Blogs, Twitter and social media in general are supposed to be a good early warning system, which can call attention to issues, before they turn into a real PR headache. The extra time should then be used to address the problem at a very early stage. At least that is one of the arguments why companies and brands should not ingore those services, despite their still low adoption in the user mainstream.
To see if this argument holds any water, I will try a little prediction: German chipmaker Infineon is about to face a major PR crisis on a global scale!!
You can't find anything about it on mainstream media just yet (Google News US and DE). But it will come. And the reason is best symbolized by this picture (from CrunchGear):

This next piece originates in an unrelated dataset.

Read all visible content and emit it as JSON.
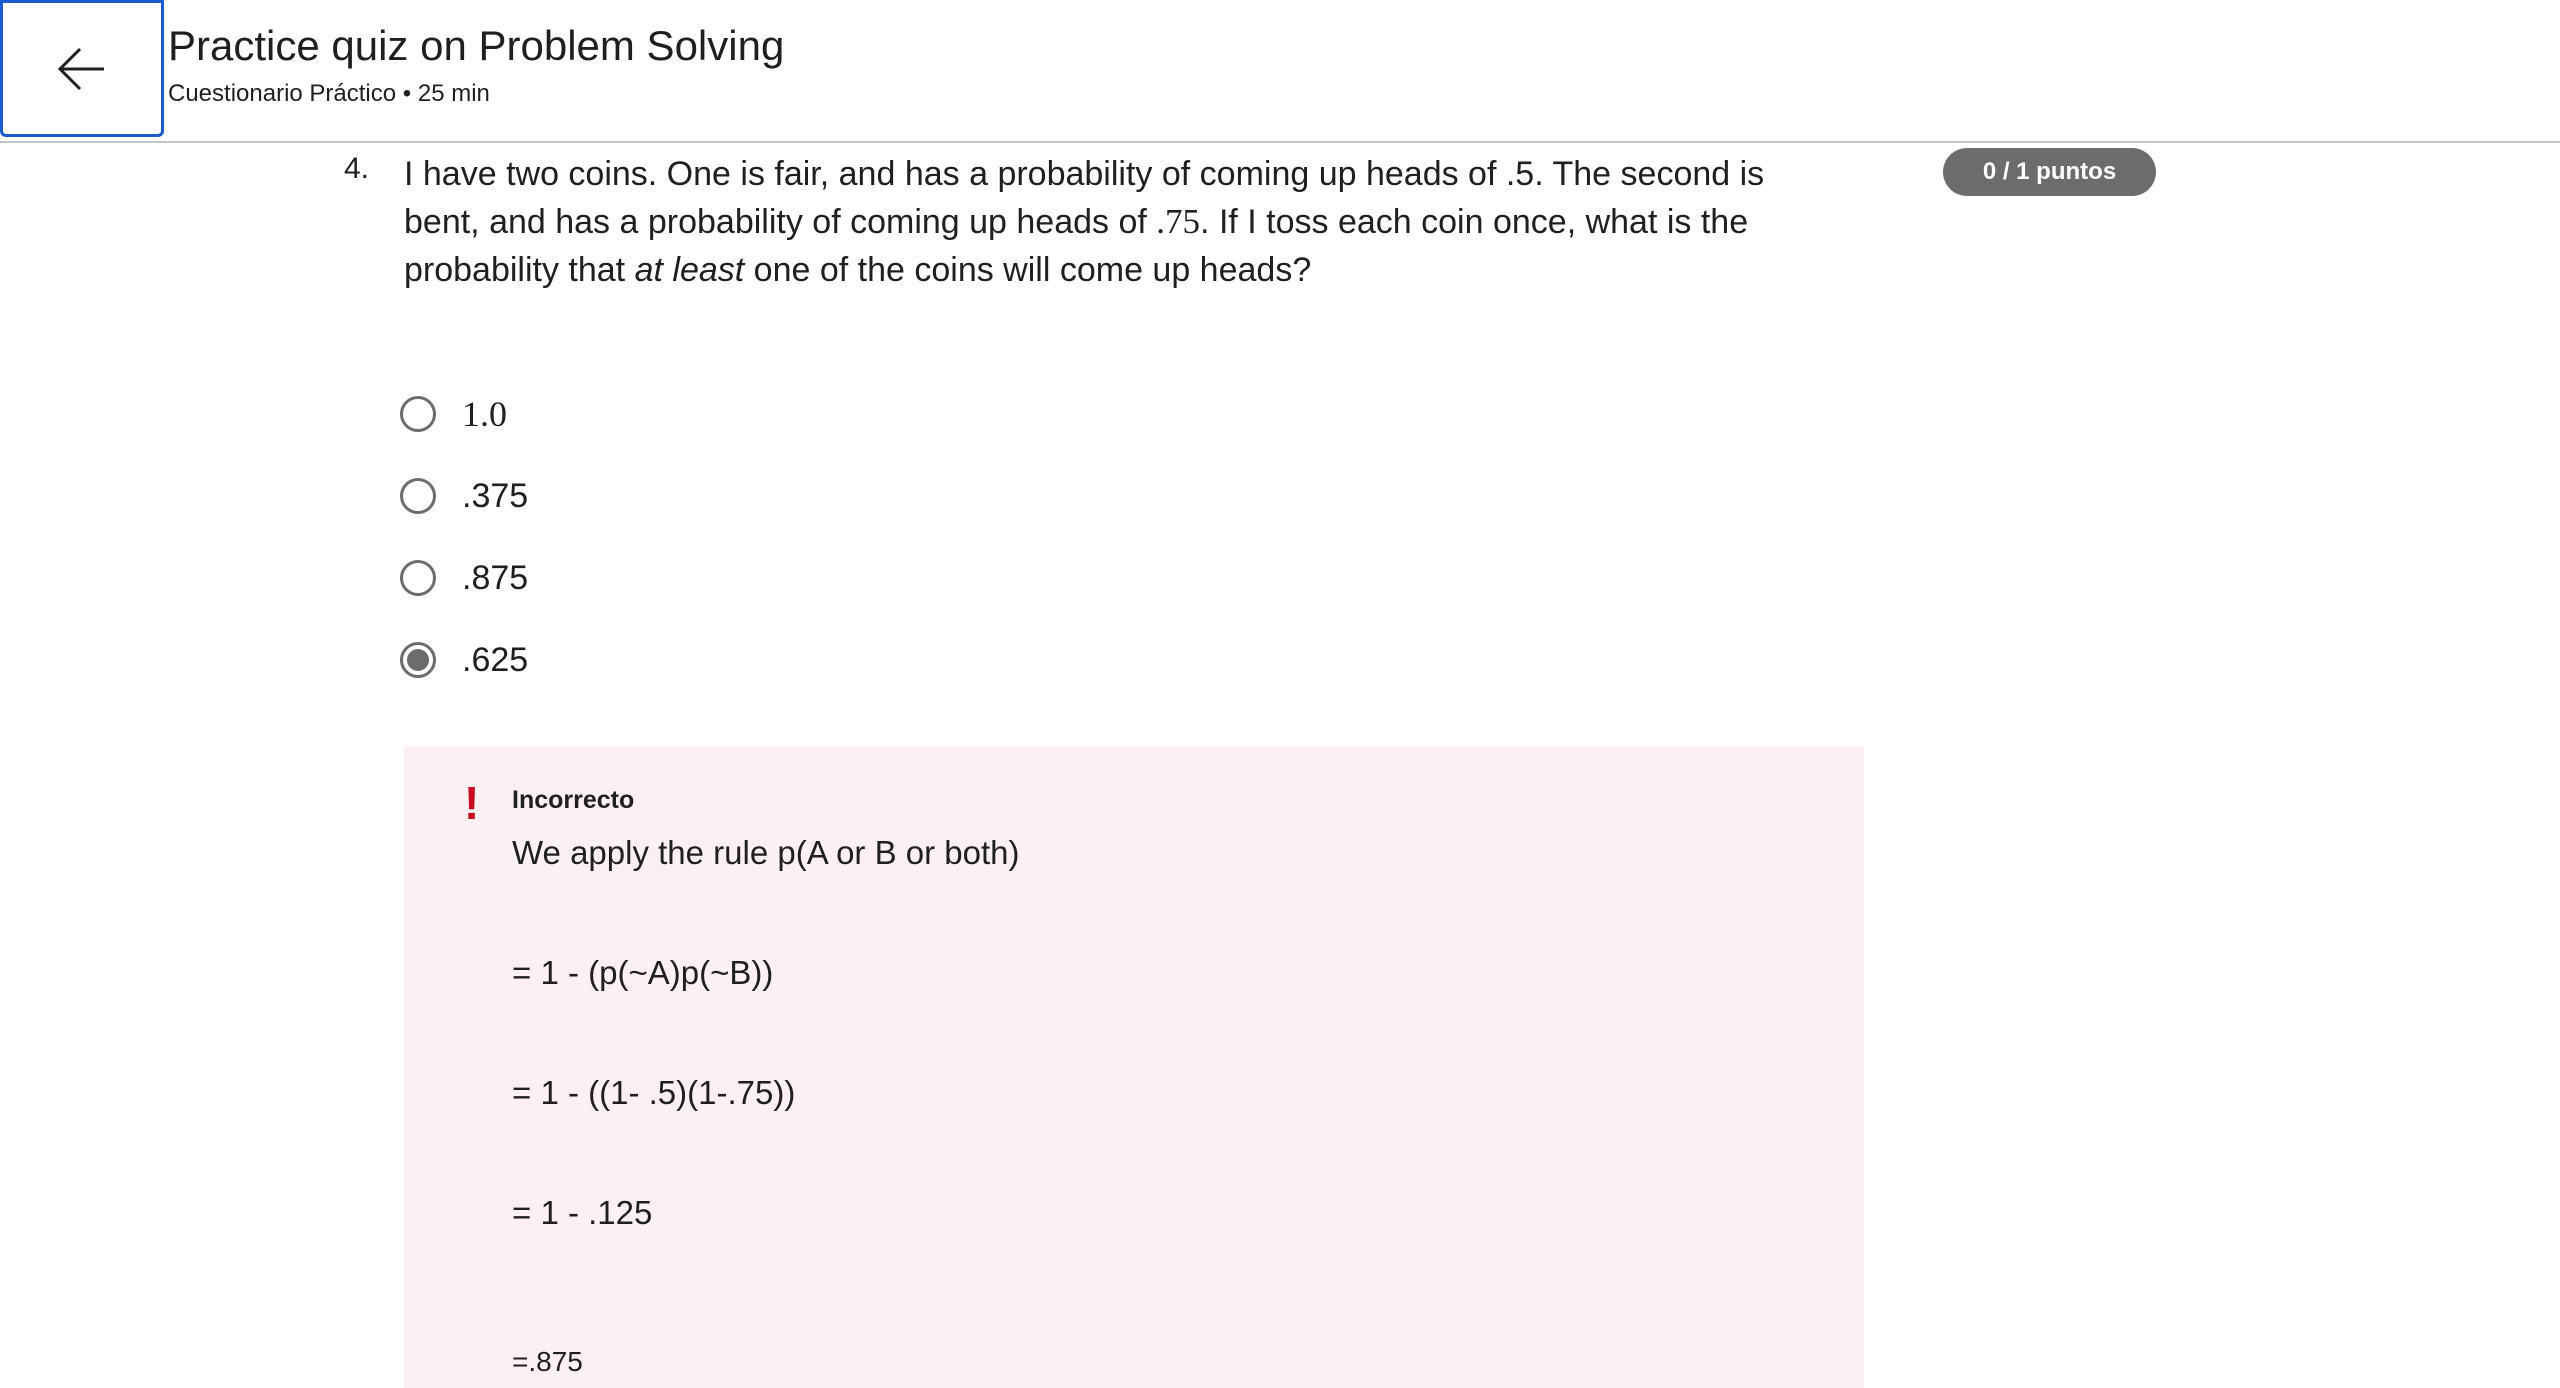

The iPhone 3G is supposed to have just that: 3G. But whenever I switch on 3G, I get a lousy reception and the phone quickly switches back to GSM, once I enter a building. It looks like, I am not the only one having this problem. So far, everyone has put the blame on the most likely culprit: the network operators - AT&T, T-Mobile etc. But that's about to change. According to an analyst with Nomura those problems are caused by a major flaw in the chipset (from Cnet):
"We believe that these issues are typical of an immature chipset and radio protocol stack where we are almost certain that Infineon is the 3G supplier,"

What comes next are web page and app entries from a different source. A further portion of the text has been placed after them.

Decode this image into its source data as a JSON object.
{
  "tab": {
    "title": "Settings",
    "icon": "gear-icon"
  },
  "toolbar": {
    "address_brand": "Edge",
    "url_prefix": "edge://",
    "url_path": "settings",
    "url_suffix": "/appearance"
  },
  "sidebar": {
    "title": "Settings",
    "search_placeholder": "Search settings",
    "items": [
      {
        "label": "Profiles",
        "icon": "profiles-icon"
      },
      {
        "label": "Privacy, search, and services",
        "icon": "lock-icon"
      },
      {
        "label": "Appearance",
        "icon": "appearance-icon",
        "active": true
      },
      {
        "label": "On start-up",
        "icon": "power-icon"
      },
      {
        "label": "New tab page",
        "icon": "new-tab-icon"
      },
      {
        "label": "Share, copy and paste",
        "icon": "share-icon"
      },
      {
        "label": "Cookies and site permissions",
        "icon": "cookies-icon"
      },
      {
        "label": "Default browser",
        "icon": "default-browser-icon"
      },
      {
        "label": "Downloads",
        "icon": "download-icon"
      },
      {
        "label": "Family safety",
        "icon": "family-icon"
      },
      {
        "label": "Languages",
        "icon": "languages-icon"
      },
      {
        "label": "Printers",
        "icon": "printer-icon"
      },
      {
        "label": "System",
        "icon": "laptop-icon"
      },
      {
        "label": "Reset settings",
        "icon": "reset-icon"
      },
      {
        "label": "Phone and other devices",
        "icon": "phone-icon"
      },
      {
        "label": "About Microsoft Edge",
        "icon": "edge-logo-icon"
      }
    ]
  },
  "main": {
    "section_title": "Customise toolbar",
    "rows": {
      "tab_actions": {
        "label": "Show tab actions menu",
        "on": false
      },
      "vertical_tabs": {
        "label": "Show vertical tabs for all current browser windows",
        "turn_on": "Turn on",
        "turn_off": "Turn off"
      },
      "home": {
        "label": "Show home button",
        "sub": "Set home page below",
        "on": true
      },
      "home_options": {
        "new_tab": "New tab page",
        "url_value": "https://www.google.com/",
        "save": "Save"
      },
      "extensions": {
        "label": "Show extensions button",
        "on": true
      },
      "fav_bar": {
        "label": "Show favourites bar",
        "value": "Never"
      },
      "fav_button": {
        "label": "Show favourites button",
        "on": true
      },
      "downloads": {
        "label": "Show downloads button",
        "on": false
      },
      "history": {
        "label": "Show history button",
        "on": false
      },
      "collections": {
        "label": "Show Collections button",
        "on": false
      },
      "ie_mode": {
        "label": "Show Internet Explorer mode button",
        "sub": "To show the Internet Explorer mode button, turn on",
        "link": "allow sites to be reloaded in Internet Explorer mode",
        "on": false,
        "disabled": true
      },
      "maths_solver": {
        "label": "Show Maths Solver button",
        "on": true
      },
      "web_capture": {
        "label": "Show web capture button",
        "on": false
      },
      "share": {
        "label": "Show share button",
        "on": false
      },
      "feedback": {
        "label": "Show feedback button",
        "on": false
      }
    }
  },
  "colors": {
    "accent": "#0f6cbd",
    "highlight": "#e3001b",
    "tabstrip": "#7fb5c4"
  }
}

"This is not surprising as the Infineon 3G chipset solution has never really been tested in the hands of users. Some people will not experience these problems as it is only in areas where the radio signal weakens that the immaturity of the stack really shows."
He "believes" that this is the problem and is "almost certain" that it is Infineon's fault. Being 100% sure about something sounds different.
But anyway, the story is already making the rounds on sites like GigaOm or Slashdot. Twitter - which is like an early early warning system, because it is so fast - already shows that this meme is picking up steam. Currently more and more blogs are writing about it (Google Blogsearch, Technorati). Sooner or later the story will show up on Digg, Yahoo Buzz, Google Hot Trends... and so on...
What should Infineon do right now? That depends on what is really the case.
If the story is not true, Infineon now has the opportunity to dispel this rumor before it shows up in mainstream media. But they have to act very quickly. If it is true, but the problem can be solved easily e.g. by a firmware update, then Infineon and Apple should make this clear now and try to quiet the mob, before everything spins out of control.
But what if the story is true and the problem can only be solved by changing the chipset? What can Infineon do then? Well, I don't know... run for the hills...!?
Update: Infineon's situation is even more complicated than I thought. As Thomas Knüwer points out, they aren't able to say anything. Because of their contracts with Apple, suppliers for the iPhone are not even allowed to admit that they are supplying parts for the iPhone. So as long as Apple isn't saying otherwise, Infineon's only response to inquires has to be "No Comment". Tough luck.